Josephine Collins was born in Framingham, Massachusetts in 1879. Collins remained unmarried throughout her life, and ran a teashop and a dry goods store in Framingham; later in life she worked as a bookkeeper at Babson College. Collins’s most notable contribution to the suffrage movement was her involvement in the 1919 demonstration in Boston upon President Wilson’s visit to the city.
Collins was an early member of the National Woman’s Party, and on February 25, 1919, she participated in Alice Paul’s suffrage demonstration at the State House in Boston, which coincided with the president’s arrival in the city. The demonstrators hoped to pressure Wilson, who was on his way back to Washington after negotiating the Treaty of Versailles in Paris, into pushing through the suffrage amendment. Uncowed by police threats of arrest for loitering, Collins reportedly held a sign asking, “Mr. President, how long must women wait for liberty?” Along with twenty-one other women, Collins was taken by police to the city’s House of Detention for Women; most of the women refused to post bail, preferring instead to make a statement through their incarceration. The protesters refused to pay the fine levied on them, and were subsequently taken to Charles Street Jail to serve an eight-day term. From jail, the women sent Wilson a letter, urging him to ensure the passage of the suffrage amendment.

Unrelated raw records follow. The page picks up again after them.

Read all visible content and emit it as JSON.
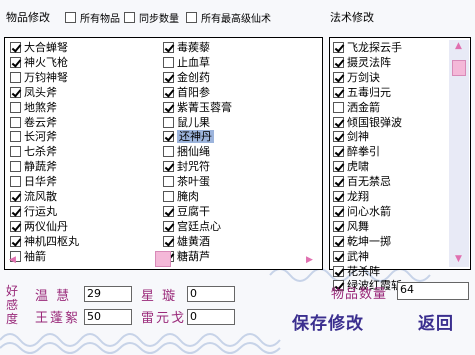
{
  "header": {
    "item_edit_title": "物品修改",
    "all_items_label": "所有物品",
    "sync_count_label": "同步数量",
    "all_best_label": "所有最高级仙术",
    "spell_edit_title": "法术修改"
  },
  "items_col1": [
    {
      "label": "大合蝉弩",
      "checked": true
    },
    {
      "label": "神火飞枪",
      "checked": true
    },
    {
      "label": "万钧神弩",
      "checked": false
    },
    {
      "label": "凤头斧",
      "checked": true
    },
    {
      "label": "地煞斧",
      "checked": false
    },
    {
      "label": "卷云斧",
      "checked": false
    },
    {
      "label": "长河斧",
      "checked": false
    },
    {
      "label": "七杀斧",
      "checked": false
    },
    {
      "label": "静蔬斧",
      "checked": false
    },
    {
      "label": "日华斧",
      "checked": false
    },
    {
      "label": "流风散",
      "checked": true
    },
    {
      "label": "行运丸",
      "checked": true
    },
    {
      "label": "两仪仙丹",
      "checked": true
    },
    {
      "label": "神机四枢丸",
      "checked": true
    },
    {
      "label": "袖箭",
      "checked": false
    }
  ],
  "items_col2": [
    {
      "label": "毒蒺藜",
      "checked": true,
      "selected": false
    },
    {
      "label": "止血草",
      "checked": false,
      "selected": false
    },
    {
      "label": "金创药",
      "checked": true,
      "selected": false
    },
    {
      "label": "首阳参",
      "checked": true,
      "selected": false
    },
    {
      "label": "紫菁玉蓉膏",
      "checked": true,
      "selected": false
    },
    {
      "label": "鼠儿果",
      "checked": false,
      "selected": false
    },
    {
      "label": "还神丹",
      "checked": true,
      "selected": true
    },
    {
      "label": "捆仙绳",
      "checked": false,
      "selected": false
    },
    {
      "label": "封咒符",
      "checked": true,
      "selected": false
    },
    {
      "label": "茶叶蛋",
      "checked": false,
      "selected": false
    },
    {
      "label": "腌肉",
      "checked": false,
      "selected": false
    },
    {
      "label": "豆腐干",
      "checked": true,
      "selected": false
    },
    {
      "label": "宫廷点心",
      "checked": true,
      "selected": false
    },
    {
      "label": "雄黄酒",
      "checked": true,
      "selected": false
    },
    {
      "label": "糖葫芦",
      "checked": true,
      "selected": false
    }
  ],
  "spells": [
    {
      "label": "飞龙探云手",
      "checked": true
    },
    {
      "label": "摄灵法阵",
      "checked": true
    },
    {
      "label": "万剑诀",
      "checked": true
    },
    {
      "label": "五毒归元",
      "checked": true
    },
    {
      "label": "洒金箭",
      "checked": false
    },
    {
      "label": "倾国银弹波",
      "checked": true
    },
    {
      "label": "剑神",
      "checked": true
    },
    {
      "label": "醉拳引",
      "checked": true
    },
    {
      "label": "虎啸",
      "checked": true
    },
    {
      "label": "百无禁忌",
      "checked": true
    },
    {
      "label": "龙翔",
      "checked": true
    },
    {
      "label": "问心水箭",
      "checked": true
    },
    {
      "label": "风舞",
      "checked": true
    },
    {
      "label": "乾坤一掷",
      "checked": true
    },
    {
      "label": "武神",
      "checked": true
    },
    {
      "label": "花杀阵",
      "checked": true
    },
    {
      "label": "绿波红霞斩",
      "checked": true
    }
  ],
  "stats": {
    "side_label_1": "好",
    "side_label_2": "感",
    "side_label_3": "度",
    "wen_hui_label": "温 慧",
    "wen_hui_value": "29",
    "xing_xuan_label": "星 璇",
    "xing_xuan_value": "0",
    "wang_pengxu_label": "王蓬絮",
    "wang_pengxu_value": "50",
    "lei_yuange_label": "雷元戈",
    "lei_yuange_value": "0"
  },
  "item_count": {
    "label": "物品数量",
    "value": "64"
  },
  "buttons": {
    "save_label": "保存修改",
    "back_label": "返回"
  },
  "colors": {
    "accent_purple": "#9a2a7a",
    "button_text": "#3b2f8f",
    "selection": "#9cb4dc",
    "scroll_thumb": "#f4b8d8"
  }
}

Collins did not serve her full eight-day sentence. Though she resisted removal from jail, her brother paid her five-dollar fine and won her early release. After returning to Framingham, her business suffered, reportedly from customers’ opposition to her militancy after her arrest, and she eventually closed her business and sought alternative employment. In the 1920s, Collins was urged to join the campaign for the Equal Rights Amendment. Alice Paul wrote to Collins in 1926, asking her to join a suffragist reunion aboard the Equal Rights Ship, and in 1927 NWP Executive Secretary Mabel Vernon invited her to join other NWP members in Washington to urge President Coolidge to support the ERA. There is no record that Collins attended either event. The NWP also recognized her service to the movement by giving her a “jail door pin” designed by Alice Paul.
Collins died in Framingham in 1961. In 2005, the city honored Collins and another of the area’s suffragists, Louise Parker Mayo, by naming an intersection the “Mayo-Collins Square.”

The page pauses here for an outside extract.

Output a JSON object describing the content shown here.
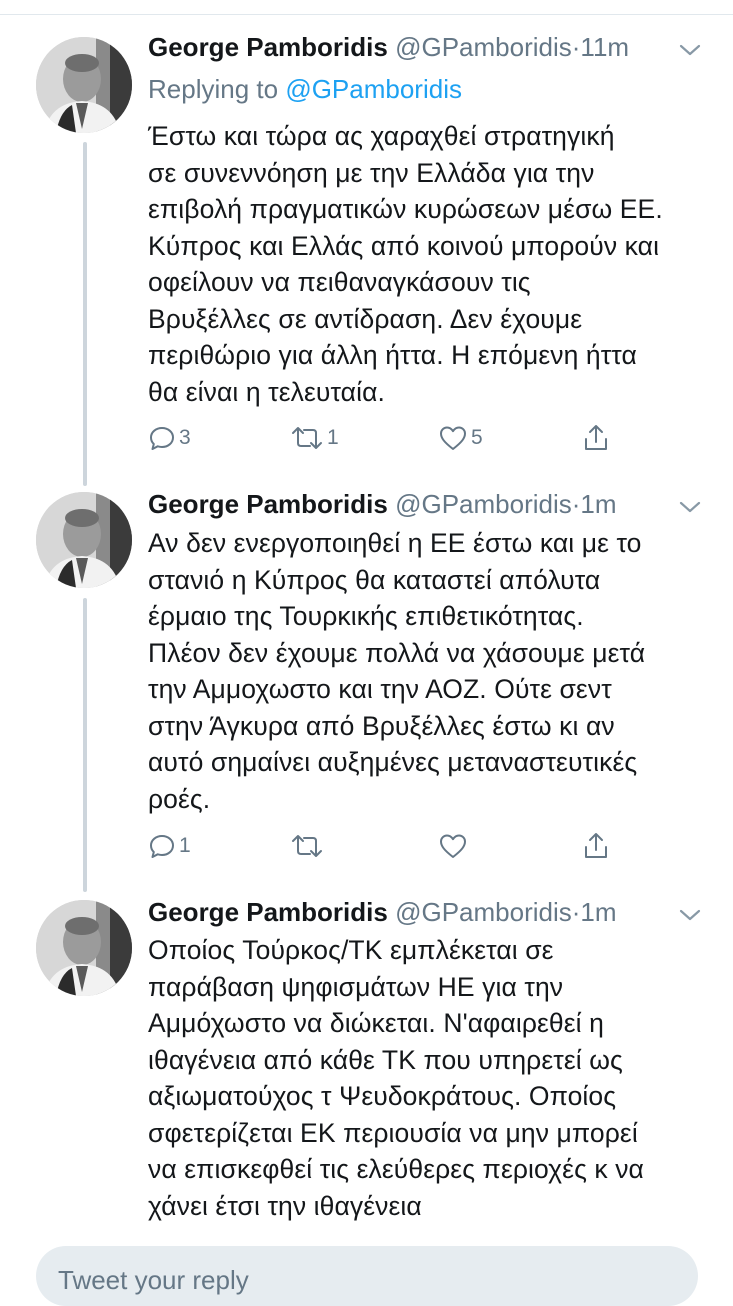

“Arrest of 22 Suffragettes Charged with Violating a City Ordinance,” Boston Daily Globe, February 24, 1919; “Jailed ‘Suffs’ Send Wire to President,” Boston Daily Globe, February 28, 1919; Anita C. Danker, “Grassroots Suffragists: Josephine Collins and Louise Mayo, A Study in Contrasts,” New England Journal of History, 67:2 (2011): 54-72.